### [EXERCISE DETAILS]
Return the records below exactly, leaving nothing out.

### [MATERIAL PROVIDED]
________________

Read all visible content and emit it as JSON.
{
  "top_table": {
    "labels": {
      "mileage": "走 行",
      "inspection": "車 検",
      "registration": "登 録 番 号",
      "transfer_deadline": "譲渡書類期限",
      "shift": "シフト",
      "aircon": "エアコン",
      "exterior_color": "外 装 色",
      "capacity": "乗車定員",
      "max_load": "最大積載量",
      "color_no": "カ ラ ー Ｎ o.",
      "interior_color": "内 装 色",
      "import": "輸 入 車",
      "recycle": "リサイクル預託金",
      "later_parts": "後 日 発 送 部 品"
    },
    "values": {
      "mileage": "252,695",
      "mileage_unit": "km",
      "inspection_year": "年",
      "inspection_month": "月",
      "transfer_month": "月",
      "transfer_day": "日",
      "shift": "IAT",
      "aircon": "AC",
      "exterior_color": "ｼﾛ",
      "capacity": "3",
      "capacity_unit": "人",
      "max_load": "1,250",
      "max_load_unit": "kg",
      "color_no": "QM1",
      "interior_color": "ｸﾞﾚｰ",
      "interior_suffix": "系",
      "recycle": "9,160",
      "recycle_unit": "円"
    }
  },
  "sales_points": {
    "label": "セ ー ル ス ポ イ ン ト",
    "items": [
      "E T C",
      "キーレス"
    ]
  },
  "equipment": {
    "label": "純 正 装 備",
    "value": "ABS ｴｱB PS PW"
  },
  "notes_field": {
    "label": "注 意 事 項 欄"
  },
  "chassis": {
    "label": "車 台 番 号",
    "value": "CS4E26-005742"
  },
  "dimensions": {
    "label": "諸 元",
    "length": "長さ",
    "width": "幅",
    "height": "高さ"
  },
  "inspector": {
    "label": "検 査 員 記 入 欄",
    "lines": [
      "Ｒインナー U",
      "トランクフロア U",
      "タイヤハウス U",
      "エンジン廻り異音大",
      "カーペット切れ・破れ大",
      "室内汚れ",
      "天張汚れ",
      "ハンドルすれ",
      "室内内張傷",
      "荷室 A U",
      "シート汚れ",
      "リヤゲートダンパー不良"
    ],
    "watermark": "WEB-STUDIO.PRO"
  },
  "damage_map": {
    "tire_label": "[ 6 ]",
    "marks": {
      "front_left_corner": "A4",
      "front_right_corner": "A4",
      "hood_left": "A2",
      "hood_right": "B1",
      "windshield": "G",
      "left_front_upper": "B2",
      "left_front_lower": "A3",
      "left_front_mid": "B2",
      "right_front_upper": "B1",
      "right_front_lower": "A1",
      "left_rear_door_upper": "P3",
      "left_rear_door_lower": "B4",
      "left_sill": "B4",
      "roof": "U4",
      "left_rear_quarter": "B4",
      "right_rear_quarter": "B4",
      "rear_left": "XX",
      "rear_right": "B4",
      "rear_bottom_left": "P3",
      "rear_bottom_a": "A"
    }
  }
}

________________

### [RESPONSE TO THE EXERCISE]
Read all visible content and emit it as JSON.
{
  "top_table": {
    "labels": {
      "mileage": "走 行",
      "inspection": "車 検",
      "registration": "登 録 番 号",
      "transfer_deadline": "譲渡書類期限",
      "shift": "シフト",
      "aircon": "エアコン",
      "exterior_color": "外 装 色",
      "capacity": "乗車定員",
      "max_load": "最大積載量",
      "color_no": "カ ラ ー Ｎ o.",
      "interior_color": "内 装 色",
      "import": "輸 入 車",
      "recycle": "リサイクル預託金",
      "later_parts": "後 日 発 送 部 品"
    },
    "values": {
      "mileage": "252,695",
      "mileage_unit": "km",
      "inspection_year": "年",
      "inspection_month": "月",
      "transfer_month": "月",
      "transfer_day": "日",
      "shift": "IAT",
      "aircon": "AC",
      "exterior_color": "ｼﾛ",
      "capacity": "3",
      "capacity_unit": "人",
      "max_load": "1,250",
      "max_load_unit": "kg",
      "color_no": "QM1",
      "interior_color": "ｸﾞﾚｰ",
      "interior_suffix": "系",
      "recycle": "9,160",
      "recycle_unit": "円"
    }
  },
  "sales_points": {
    "label": "セ ー ル ス ポ イ ン ト",
    "items": [
      "E T C",
      "キーレス"
    ]
  },
  "equipment": {
    "label": "純 正 装 備",
    "value": "ABS ｴｱB PS PW"
  },
  "notes_field": {
    "label": "注 意 事 項 欄"
  },
  "chassis": {
    "label": "車 台 番 号",
    "value": "CS4E26-005742"
  },
  "dimensions": {
    "label": "諸 元",
    "length": "長さ",
    "width": "幅",
    "height": "高さ"
  },
  "inspector": {
    "label": "検 査 員 記 入 欄",
    "lines": [
      "Ｒインナー U",
      "トランクフロア U",
      "タイヤハウス U",
      "エンジン廻り異音大",
      "カーペット切れ・破れ大",
      "室内汚れ",
      "天張汚れ",
      "ハンドルすれ",
      "室内内張傷",
      "荷室 A U",
      "シート汚れ",
      "リヤゲートダンパー不良"
    ],
    "watermark": "WEB-STUDIO.PRO"
  },
  "damage_map": {
    "tire_label": "[ 6 ]",
    "marks": {
      "front_left_corner": "A4",
      "front_right_corner": "A4",
      "hood_left": "A2",
      "hood_right": "B1",
      "windshield": "G",
      "left_front_upper": "B2",
      "left_front_lower": "A3",
      "left_front_mid": "B2",
      "right_front_upper": "B1",
      "right_front_lower": "A1",
      "left_rear_door_upper": "P3",
      "left_rear_door_lower": "B4",
      "left_sill": "B4",
      "roof": "U4",
      "left_rear_quarter": "B4",
      "right_rear_quarter": "B4",
      "rear_left": "XX",
      "rear_right": "B4",
      "rear_bottom_left": "P3",
      "rear_bottom_a": "A"
    }
  }
}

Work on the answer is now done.